Debating language use and politics

In the CELSA Language Exchange, we do our best to help people learn the correct way of speaking whichever language they’re studying. However, it is also true that languages are living things that change over time and vary among different cultural groups.

In linguistics, there is something of a battle line between two perspectives: “descriptivists” focus on describing how language is actually used, while “prescriptivists” are primarily concerned with encouraging proper usage and adherence to rules. The New York Times recently featured a fascinating debate between two authors — Robert Lane Greene and Bryan A. Garner on either side of that divide.

Greene suggests that “The usage books of the past hundred years, written by prescriptivists, very often prescribe rules that I don’t believe are part of standard English.” Garner, on the other hand, defends the notion that one of the roles of linguistics is to offer guidance to literate people who want to use language properly. “Guidance about good English gets equated with genital mutilations,” he complains.

Such debates aren’t mere academic posturing — they have political and social consequences. Two prominent American scholars, H. Samy Alim and Geneva Smitherman, waded into the racial politics of American English usage in a New York Times column. In particular, they discuss President Barack Obama’s “linguistic flexibility,” which allows him to switch his syntax based on his audience.

While Obama’s ability to alter his speaking styles has drawn criticism, Alim and Smitherman maintain it is a strength that will have long-standing implications. They wrote:

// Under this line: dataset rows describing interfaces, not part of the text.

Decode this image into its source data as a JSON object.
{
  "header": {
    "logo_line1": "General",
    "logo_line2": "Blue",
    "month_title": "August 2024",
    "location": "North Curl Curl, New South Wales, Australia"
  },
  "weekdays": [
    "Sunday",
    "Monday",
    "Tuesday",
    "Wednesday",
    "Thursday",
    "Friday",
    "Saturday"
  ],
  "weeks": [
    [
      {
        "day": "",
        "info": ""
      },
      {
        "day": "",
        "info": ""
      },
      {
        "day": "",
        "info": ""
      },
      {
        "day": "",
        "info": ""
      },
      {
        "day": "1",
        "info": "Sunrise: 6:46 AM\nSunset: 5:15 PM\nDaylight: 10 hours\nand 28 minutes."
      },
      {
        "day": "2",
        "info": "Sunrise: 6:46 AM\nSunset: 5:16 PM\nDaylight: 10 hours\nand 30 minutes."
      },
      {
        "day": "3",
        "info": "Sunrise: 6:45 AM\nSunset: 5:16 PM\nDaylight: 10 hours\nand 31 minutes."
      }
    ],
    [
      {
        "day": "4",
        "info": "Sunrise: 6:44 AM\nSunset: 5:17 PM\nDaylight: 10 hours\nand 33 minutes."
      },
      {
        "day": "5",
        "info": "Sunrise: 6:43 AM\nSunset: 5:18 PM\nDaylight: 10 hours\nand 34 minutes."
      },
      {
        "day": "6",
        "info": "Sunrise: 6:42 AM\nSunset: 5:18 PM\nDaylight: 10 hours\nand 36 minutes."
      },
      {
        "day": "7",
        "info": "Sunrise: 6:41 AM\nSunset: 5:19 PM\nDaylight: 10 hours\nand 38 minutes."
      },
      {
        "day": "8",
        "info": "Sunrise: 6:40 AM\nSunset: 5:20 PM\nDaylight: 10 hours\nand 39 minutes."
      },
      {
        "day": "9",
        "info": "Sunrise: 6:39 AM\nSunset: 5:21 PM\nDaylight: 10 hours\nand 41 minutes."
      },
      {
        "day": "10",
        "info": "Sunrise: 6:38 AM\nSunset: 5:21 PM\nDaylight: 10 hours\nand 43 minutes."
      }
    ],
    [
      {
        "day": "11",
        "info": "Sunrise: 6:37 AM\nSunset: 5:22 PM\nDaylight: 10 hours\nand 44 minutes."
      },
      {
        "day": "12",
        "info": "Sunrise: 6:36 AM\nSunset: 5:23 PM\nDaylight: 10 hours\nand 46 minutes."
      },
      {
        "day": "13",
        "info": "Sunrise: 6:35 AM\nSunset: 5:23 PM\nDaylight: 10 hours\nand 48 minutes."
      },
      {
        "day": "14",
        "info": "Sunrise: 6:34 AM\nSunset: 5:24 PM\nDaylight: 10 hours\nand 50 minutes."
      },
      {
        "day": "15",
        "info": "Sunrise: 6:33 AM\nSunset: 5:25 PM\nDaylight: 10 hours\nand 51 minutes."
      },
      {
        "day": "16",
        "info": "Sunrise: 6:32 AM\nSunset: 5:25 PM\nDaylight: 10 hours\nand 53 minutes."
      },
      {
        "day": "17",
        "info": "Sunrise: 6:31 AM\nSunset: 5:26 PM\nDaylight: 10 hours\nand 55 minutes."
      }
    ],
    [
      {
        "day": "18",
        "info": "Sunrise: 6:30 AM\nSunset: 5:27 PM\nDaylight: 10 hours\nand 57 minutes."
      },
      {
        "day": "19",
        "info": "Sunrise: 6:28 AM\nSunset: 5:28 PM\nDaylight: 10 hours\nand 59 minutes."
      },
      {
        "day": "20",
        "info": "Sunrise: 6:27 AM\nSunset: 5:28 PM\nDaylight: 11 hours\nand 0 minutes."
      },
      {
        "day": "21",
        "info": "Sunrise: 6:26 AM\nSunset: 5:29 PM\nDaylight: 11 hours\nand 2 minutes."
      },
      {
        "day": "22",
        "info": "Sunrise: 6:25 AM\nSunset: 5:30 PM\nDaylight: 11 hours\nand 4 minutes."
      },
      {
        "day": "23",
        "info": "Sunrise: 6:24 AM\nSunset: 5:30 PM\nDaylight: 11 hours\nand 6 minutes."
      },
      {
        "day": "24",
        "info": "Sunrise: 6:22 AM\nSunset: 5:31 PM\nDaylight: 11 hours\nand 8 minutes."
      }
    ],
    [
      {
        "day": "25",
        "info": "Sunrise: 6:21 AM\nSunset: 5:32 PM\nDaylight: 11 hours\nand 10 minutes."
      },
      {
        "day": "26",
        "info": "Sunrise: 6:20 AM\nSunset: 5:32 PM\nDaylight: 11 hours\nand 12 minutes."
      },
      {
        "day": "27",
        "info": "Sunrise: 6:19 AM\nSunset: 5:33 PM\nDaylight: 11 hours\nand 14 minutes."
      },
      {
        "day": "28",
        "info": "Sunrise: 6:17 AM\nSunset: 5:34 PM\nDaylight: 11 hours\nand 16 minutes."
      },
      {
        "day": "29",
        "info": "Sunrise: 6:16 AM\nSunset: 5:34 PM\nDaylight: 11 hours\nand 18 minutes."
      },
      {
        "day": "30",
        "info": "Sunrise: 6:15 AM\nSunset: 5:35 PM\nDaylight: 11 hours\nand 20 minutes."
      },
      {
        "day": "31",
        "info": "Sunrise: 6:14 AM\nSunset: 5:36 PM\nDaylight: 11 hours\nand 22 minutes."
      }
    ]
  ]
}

“In a multiethnic, multicultural America where Hispanics are the largest ethnic minority and Asians are the fastest-growing minority, national politicians also will have to be fluent in multiple ways of speaking. For too long, sounding presidential meant sounding like a white, middle- or upper-class straight man (with modest leeway for regional accents). In 2012 and beyond, it’s going to take a lot more than that to win over the hearts and minds — and ears — of the American people.”